*** Begin section ***
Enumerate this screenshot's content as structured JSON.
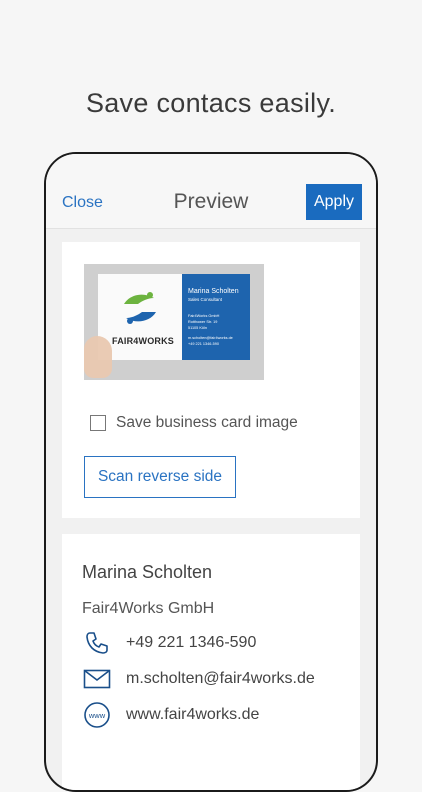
{
  "headline": "Save contacs easily.",
  "nav": {
    "close_label": "Close",
    "title": "Preview",
    "apply_label": "Apply"
  },
  "business_card": {
    "name": "Marina Scholten",
    "role": "Sales Consultant",
    "company": "FAIR4WORKS",
    "lines": [
      "Fair4Works GmbH",
      "Rotthower Str. 19",
      "51105 Köln",
      "m.scholten@fair4works.de",
      "+49 221 1346-590"
    ]
  },
  "options": {
    "save_image_label": "Save business card image",
    "save_image_checked": false,
    "scan_reverse_label": "Scan reverse side"
  },
  "contact": {
    "name": "Marina Scholten",
    "company": "Fair4Works GmbH",
    "phone": "+49 221 1346-590",
    "email": "m.scholten@fair4works.de",
    "website": "www.fair4works.de"
  },
  "icons": {
    "phone": "phone-icon",
    "email": "envelope-icon",
    "website": "www-globe-icon"
  },
  "colors": {
    "accent": "#1a6bbf",
    "card_blue": "#1e64ae",
    "logo_green": "#6cb33f"
  }
}
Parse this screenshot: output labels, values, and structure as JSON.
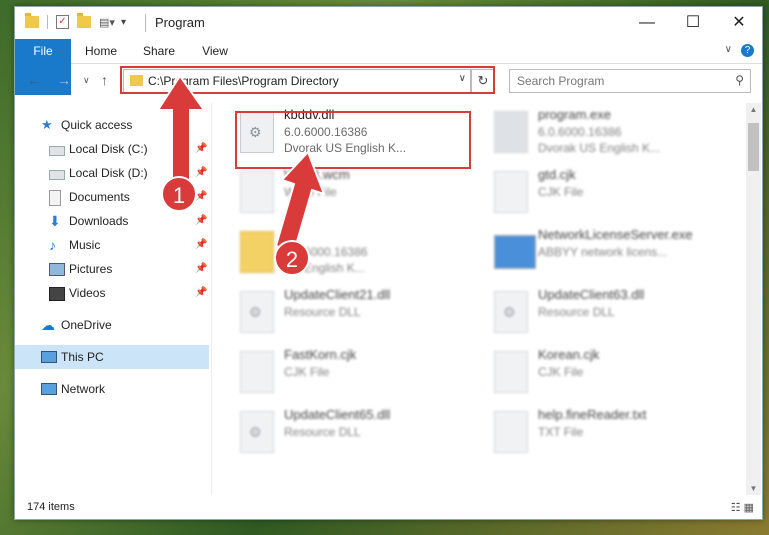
{
  "window": {
    "title": "Program"
  },
  "ribbon": {
    "tabs": [
      "File",
      "Home",
      "Share",
      "View"
    ]
  },
  "nav": {
    "address": "C:\\Program Files\\Program Directory",
    "search_placeholder": "Search Program"
  },
  "sidebar": {
    "items": [
      {
        "label": "Quick access",
        "icon": "star-icon"
      },
      {
        "label": "Local Disk (C:)",
        "icon": "drive-icon",
        "pinned": true
      },
      {
        "label": "Local Disk (D:)",
        "icon": "drive-icon",
        "pinned": true
      },
      {
        "label": "Documents",
        "icon": "documents-icon",
        "pinned": true
      },
      {
        "label": "Downloads",
        "icon": "download-icon",
        "pinned": true
      },
      {
        "label": "Music",
        "icon": "music-icon",
        "pinned": true
      },
      {
        "label": "Pictures",
        "icon": "pictures-icon",
        "pinned": true
      },
      {
        "label": "Videos",
        "icon": "videos-icon",
        "pinned": true
      },
      {
        "label": "OneDrive",
        "icon": "cloud-icon"
      },
      {
        "label": "This PC",
        "icon": "computer-icon",
        "selected": true
      },
      {
        "label": "Network",
        "icon": "network-icon"
      }
    ]
  },
  "files": [
    {
      "name": "kbddv.dll",
      "line1": "6.0.6000.16386",
      "line2": "Dvorak US English K..."
    },
    {
      "name": "program.exe",
      "line1": "6.0.6000.16386",
      "line2": "Dvorak US English K..."
    },
    {
      "name": "WP14.wcm",
      "line1": "WCM File",
      "line2": ""
    },
    {
      "name": "gtd.cjk",
      "line1": "CJK File",
      "line2": ""
    },
    {
      "name": "",
      "line1": "6.0.6000.16386",
      "line2": "US English K..."
    },
    {
      "name": "NetworkLicenseServer.exe",
      "line1": "ABBYY network licens...",
      "line2": ""
    },
    {
      "name": "UpdateClient21.dll",
      "line1": "Resource DLL",
      "line2": ""
    },
    {
      "name": "UpdateClient63.dll",
      "line1": "Resource DLL",
      "line2": ""
    },
    {
      "name": "FastKorn.cjk",
      "line1": "CJK File",
      "line2": ""
    },
    {
      "name": "Korean.cjk",
      "line1": "CJK File",
      "line2": ""
    },
    {
      "name": "UpdateClient65.dll",
      "line1": "Resource DLL",
      "line2": ""
    },
    {
      "name": "help.fineReader.txt",
      "line1": "TXT File",
      "line2": ""
    }
  ],
  "status": {
    "count": "174 items"
  },
  "annotations": {
    "step1": "1",
    "step2": "2"
  }
}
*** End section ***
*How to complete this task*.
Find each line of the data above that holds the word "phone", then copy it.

*Solution below*.
    "phone": "+49 221 1346-590",
    "phone": "phone-icon",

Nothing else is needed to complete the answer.